            The great buffalo hunt controversy is no exception. So far, I've seen a limited discussion of the issue, which, sadly, is making people angry at one another.

            State of New Mexico officials say that nine old bulls in the Fort Wingate herd need to be hunted because they've ground down their teeth, can't eat and could face an agonizing death by starvation. It's more humane to shoot them, the officials say.

            Animal rights groups and some Indian tribes have howled that not one ground-down tooth of the hairy, sad-looking beasts shall be harmed (unless they are harmed by hunters who have paid the tribes thousands of dollars). A federal court judge has blocked the hunt, ruling that the Army needs to conduct a study to determine what environmental impact there would be to killing nine measly buffalo.

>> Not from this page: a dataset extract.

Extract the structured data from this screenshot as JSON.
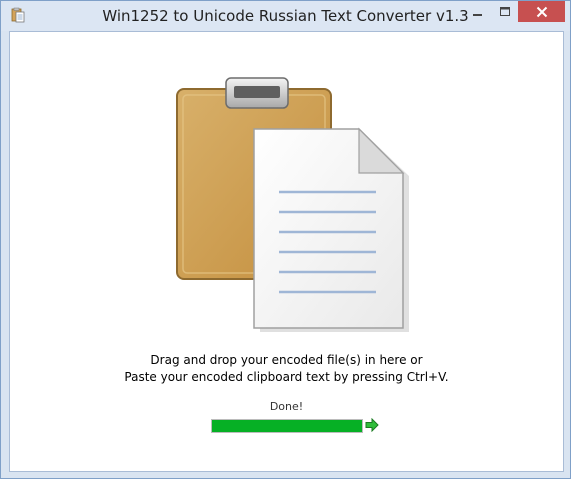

            Such limited debate is the ally of ignorance and the enemy of enlightened and just decisions. So, in the interest of blunting the rising tide of ignorance, I offer some other ways to view this complex issue.

            I have yet to see a buffalo--even one with teeth--smile. They have a brooding, confused, disoriented look to them. If you were lost and asked one for directions it would probably attack you. Anger isn't good. If they're not happy anyway, why not shoot them?

            No buffalo has ever held a job. They have been on this continent thousands of years, lived through the greatest economic expansions in the earth's history, and still can't find work. If they can't produce, maybe we should shoot them.

            Why has no one done a study on what effect keeping a herd of buffalo at Fort Wingate would have on the environment? These overcoats on legs eat enormous amounts of grass. One would think that the same environmentalists who challenge cattle and sheep ranching industries on the grounds that they have destroyed rangeland the west, would take a dislike to the prairie-munching buffalo.

            If the buffalo are allowed to live and multiply, will they eat up the entire state of New Mexico?

            Buffalo, like all animals, are air polluters. They take nice green grass and turn it into the foul and dangerous methane gas, which they expel in massive amounts. Has the EPA studied how much gas the stub-tooths are releasing? Is there the possibility that if someone throws a lighted match out of an airplane window, New Mexico, because of the buffalo-produced methane gas, would blow up?

            Are not the buffalo guilty of earthacide? All plants, we know, inhale carbon dioxide and exhale oxygen, the gas that sustains human life. When someone chops down a rain forest, the environmentalists scream that they are helping deplete the globe's oxygen supply.

            Grass produces oxygen. By chewing up vast stretches of the continent's grasslands, are not the buffalo nothing but four-legged oxygen depleters who are slowly suffocating us?

            Although the bison has no truer friend than I, and is an enduring symbol of the West, and Mid-west and Great Plains and the Ohio River Valley and areas back east, is it not a symbol whose time has past?

            The buffalo is a lumbering, overweight giant. It eats, rests, sleeps, eats some more, rests, expels its digested food and eats more and then sleeps and gets up and does the same thing all over again.

            It is a lifestyle that is the epitome of sloth.

            They run only when chased, and prefer eating binges to exercise. Compared to the sleek deer or antelope they are pathetic.

            By saying that no buffalo shall be killed and elevating it to animal sainthood, are we not sanctifying laziness and bad eating habits? This is an era when America is firing millions--oops, downsizing--in an effort to be lean so as to engage in global competition and make CEO's filthy rich. In a time where image is everything, must we sanction laziness?

            Should the buffalo hunt be allowed? Who knows? I'm going to ponder the question over lunch. I'm having a buffalo burger.

 

Copyright 2003 Dennis Domrzalski All Rights Reserved